Many Americans view 9/11 as an attack spawned from radical religious beliefs, but an economics expert says that the world really needs to be focusing on the economics of terror. We talk about the fin
Tom Fudge: Terrorist acts don't just happen. They require imagination, planning and they require money. Since 9/11, a lot of people have asked where the money is coming from. And the U.S. government has frozen assets where and when it can. But the global nature of the economy, and the shadowy nature of terrorist financing, has made following the money very difficult. And sometimes, when officials follow the money, they don't like where they end up.
Political and economic realities often prevent the U.S. and its allies from shutting down terrorist funding sources. You can add to that the fact that, during the cold war, the United States actually participated in funding terrorist groups.
Loretta Napoleoni will speak about globalization: transnational terrorism and crime this evening at SDSU's Hardy Tower, Room 140, from 7:00 – 9:00 p.m.
- Loretta Napoleoni , best selling author of Terror Incorporated and Insurgent Iraq . She is a journalist, economist and subject matter expert on financing of terrorism and the Arabic world.

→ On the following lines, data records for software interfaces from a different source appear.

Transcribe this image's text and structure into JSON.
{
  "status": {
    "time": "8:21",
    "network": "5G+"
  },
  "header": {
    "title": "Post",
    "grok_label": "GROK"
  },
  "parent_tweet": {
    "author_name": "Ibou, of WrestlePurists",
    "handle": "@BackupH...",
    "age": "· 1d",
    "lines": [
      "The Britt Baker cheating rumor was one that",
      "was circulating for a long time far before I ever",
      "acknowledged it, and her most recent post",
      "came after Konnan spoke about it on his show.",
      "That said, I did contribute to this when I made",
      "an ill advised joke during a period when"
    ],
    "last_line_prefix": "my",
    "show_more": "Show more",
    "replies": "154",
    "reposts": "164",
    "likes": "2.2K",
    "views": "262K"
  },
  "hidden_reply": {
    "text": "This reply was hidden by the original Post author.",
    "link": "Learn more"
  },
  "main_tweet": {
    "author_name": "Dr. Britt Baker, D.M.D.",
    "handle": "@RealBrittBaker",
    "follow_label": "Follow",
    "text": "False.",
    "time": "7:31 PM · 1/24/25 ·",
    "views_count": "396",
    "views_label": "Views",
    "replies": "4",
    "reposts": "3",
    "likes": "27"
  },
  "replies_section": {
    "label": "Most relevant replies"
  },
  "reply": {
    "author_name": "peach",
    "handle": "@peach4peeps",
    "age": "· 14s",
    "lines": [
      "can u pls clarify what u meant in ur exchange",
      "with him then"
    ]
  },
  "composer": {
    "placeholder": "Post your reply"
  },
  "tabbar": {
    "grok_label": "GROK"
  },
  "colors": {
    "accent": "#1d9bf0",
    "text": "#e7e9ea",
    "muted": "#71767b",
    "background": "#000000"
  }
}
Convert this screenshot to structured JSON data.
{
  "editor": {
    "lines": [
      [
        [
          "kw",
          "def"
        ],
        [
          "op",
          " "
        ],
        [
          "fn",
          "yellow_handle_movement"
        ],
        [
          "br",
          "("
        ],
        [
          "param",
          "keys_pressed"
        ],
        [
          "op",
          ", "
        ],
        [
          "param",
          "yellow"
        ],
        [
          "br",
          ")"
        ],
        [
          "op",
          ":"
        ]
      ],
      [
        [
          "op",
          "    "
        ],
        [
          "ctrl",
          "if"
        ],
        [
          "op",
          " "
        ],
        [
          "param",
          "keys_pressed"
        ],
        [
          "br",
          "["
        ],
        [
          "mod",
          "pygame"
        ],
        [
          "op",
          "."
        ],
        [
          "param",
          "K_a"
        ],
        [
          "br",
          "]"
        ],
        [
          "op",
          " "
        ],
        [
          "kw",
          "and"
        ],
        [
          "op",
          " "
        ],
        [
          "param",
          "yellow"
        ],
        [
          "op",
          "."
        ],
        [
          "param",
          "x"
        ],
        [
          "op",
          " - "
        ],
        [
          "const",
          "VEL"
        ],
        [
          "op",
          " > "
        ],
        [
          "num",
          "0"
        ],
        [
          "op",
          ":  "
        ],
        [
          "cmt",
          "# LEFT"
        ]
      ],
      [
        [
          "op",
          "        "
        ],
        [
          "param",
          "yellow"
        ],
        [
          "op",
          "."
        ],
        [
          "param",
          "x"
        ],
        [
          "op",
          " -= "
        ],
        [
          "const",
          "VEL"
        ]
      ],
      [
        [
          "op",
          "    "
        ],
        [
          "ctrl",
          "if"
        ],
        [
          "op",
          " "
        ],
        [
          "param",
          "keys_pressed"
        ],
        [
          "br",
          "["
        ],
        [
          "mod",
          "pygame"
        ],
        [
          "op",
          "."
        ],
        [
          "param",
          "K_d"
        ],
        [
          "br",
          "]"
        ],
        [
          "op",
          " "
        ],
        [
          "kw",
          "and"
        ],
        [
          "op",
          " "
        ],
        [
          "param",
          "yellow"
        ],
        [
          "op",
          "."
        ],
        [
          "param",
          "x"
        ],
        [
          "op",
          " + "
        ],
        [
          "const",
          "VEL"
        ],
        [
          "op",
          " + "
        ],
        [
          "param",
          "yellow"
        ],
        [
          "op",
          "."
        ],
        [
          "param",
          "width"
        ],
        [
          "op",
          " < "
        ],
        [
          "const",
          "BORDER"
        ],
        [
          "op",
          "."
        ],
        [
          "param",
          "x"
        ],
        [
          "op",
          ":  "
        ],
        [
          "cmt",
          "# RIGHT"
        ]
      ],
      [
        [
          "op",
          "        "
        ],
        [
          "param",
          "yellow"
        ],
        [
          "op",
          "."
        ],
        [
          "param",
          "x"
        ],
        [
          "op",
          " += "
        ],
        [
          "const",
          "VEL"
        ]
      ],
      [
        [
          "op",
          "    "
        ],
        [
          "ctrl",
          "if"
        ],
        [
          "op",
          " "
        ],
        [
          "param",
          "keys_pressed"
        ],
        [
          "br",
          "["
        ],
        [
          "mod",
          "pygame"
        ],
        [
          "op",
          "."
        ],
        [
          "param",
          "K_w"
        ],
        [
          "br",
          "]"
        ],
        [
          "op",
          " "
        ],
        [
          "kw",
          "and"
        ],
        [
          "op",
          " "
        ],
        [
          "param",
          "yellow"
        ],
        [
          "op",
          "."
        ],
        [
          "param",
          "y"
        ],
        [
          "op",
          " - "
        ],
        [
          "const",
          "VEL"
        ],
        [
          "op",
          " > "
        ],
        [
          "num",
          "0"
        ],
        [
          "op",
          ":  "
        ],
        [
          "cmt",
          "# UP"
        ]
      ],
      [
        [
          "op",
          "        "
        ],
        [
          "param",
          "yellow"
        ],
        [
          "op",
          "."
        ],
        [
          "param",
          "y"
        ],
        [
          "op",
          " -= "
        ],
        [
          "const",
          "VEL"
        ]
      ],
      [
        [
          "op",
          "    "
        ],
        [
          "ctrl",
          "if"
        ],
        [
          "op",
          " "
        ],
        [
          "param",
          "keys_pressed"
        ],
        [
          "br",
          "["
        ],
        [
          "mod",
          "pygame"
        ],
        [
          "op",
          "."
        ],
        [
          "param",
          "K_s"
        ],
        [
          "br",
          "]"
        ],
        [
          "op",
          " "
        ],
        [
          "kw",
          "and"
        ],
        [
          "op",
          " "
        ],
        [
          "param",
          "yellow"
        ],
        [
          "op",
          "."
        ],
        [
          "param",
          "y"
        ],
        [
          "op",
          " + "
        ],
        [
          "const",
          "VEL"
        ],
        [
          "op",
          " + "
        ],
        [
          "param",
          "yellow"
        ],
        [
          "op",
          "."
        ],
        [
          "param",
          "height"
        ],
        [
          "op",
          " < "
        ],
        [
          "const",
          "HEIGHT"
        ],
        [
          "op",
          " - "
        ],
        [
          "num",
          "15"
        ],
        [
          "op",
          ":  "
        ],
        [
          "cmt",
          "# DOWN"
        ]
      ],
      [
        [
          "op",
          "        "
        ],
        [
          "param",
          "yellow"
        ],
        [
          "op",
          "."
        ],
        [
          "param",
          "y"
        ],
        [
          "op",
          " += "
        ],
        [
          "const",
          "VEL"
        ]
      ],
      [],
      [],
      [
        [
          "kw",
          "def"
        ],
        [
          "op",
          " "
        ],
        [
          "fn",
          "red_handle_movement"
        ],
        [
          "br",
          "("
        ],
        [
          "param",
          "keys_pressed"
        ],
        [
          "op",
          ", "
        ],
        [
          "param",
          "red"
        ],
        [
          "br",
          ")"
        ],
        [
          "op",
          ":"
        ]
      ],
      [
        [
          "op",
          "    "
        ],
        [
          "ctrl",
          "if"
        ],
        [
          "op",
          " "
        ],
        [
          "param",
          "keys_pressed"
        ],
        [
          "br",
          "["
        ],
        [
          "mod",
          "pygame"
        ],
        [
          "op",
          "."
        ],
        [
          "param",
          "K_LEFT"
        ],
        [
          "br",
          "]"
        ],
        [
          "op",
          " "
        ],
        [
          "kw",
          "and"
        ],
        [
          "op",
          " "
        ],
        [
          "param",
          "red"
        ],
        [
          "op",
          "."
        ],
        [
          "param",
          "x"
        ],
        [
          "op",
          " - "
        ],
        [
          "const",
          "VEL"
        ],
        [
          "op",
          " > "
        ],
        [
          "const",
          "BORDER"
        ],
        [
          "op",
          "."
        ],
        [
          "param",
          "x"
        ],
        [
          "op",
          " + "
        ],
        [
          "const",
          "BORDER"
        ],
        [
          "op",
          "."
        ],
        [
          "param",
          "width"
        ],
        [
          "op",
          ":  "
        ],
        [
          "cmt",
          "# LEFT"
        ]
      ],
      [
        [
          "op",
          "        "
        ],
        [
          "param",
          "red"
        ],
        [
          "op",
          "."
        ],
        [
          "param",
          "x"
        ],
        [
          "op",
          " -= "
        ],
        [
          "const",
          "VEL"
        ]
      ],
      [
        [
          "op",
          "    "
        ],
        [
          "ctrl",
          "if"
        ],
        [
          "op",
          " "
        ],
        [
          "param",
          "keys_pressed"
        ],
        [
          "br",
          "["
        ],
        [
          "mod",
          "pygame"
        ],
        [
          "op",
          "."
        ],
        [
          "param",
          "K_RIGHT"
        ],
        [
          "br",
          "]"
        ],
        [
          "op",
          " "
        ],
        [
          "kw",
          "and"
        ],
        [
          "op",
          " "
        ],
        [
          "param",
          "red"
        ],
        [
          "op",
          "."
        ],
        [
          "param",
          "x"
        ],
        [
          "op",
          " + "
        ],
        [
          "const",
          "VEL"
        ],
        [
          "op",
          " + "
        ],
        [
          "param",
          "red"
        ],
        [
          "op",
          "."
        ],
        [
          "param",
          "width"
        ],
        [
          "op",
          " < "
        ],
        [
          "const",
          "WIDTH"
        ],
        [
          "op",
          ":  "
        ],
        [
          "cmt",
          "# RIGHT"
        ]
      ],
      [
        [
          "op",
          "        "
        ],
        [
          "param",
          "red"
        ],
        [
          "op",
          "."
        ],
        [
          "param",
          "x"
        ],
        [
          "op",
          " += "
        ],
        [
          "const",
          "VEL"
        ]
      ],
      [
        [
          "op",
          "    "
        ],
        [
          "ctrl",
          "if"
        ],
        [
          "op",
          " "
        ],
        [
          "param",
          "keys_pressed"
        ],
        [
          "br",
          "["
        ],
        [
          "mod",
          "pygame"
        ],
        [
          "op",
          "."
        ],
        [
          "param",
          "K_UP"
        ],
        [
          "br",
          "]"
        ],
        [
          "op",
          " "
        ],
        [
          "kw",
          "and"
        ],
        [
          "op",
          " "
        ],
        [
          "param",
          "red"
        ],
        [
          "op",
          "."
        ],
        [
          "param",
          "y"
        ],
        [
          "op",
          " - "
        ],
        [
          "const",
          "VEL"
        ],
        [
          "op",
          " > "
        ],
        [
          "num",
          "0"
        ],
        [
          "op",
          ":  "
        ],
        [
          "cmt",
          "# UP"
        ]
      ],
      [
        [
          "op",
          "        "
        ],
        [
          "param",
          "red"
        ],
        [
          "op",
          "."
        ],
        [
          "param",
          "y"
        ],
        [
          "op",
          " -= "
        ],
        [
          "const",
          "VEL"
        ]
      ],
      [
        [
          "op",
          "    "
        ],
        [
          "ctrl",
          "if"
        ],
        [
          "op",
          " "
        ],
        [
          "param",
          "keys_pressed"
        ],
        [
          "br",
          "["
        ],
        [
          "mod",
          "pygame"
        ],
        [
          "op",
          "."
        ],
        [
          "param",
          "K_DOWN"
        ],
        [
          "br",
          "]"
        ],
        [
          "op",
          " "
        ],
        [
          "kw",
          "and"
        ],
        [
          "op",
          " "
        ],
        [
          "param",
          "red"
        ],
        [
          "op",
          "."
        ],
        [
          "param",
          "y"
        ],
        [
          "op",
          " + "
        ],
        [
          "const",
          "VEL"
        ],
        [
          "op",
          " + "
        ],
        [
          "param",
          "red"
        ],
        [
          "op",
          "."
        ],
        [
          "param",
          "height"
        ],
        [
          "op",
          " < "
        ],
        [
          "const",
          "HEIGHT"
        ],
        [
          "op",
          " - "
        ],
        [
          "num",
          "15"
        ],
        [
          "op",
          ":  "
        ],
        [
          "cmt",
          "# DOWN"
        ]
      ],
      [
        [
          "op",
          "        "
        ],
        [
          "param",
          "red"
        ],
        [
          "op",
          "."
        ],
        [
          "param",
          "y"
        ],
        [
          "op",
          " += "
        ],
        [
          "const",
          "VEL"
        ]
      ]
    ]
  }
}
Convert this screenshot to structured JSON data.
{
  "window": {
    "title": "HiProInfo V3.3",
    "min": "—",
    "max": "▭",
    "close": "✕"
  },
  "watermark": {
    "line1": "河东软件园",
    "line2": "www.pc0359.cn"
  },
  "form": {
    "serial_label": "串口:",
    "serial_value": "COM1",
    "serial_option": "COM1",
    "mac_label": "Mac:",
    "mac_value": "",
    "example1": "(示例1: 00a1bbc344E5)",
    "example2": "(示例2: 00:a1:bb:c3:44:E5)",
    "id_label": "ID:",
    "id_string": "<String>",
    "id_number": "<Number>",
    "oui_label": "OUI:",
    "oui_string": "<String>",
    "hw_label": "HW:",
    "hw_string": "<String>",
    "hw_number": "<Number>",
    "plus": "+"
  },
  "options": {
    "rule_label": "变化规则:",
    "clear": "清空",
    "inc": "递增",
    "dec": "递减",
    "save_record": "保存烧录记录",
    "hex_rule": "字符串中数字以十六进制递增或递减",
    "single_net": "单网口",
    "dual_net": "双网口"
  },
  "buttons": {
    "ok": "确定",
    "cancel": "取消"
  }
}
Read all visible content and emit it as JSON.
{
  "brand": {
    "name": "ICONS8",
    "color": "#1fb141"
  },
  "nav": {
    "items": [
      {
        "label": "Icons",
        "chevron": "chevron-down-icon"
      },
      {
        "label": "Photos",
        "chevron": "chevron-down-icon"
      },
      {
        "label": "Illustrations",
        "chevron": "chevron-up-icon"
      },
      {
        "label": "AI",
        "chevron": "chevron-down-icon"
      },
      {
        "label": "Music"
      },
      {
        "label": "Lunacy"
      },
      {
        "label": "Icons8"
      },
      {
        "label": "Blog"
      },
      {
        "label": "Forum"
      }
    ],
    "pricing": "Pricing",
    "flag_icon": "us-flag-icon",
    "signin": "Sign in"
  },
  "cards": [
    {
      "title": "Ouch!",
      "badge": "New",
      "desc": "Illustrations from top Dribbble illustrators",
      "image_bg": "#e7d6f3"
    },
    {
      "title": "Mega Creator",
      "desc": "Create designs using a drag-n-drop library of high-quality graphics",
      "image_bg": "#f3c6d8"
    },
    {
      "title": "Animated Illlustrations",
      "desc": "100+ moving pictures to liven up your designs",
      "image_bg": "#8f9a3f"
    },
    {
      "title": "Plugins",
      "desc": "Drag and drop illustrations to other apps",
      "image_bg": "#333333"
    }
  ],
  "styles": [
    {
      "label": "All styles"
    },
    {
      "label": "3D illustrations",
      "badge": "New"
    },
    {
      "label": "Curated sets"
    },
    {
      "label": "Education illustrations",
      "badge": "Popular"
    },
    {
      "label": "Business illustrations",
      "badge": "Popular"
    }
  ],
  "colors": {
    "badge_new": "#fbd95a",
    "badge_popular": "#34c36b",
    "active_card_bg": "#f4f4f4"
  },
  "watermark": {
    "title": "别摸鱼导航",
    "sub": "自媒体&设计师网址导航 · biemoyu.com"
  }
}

End Music: Analogue Bubblebath 1 by Aphex Twin, from the album Classics (1995)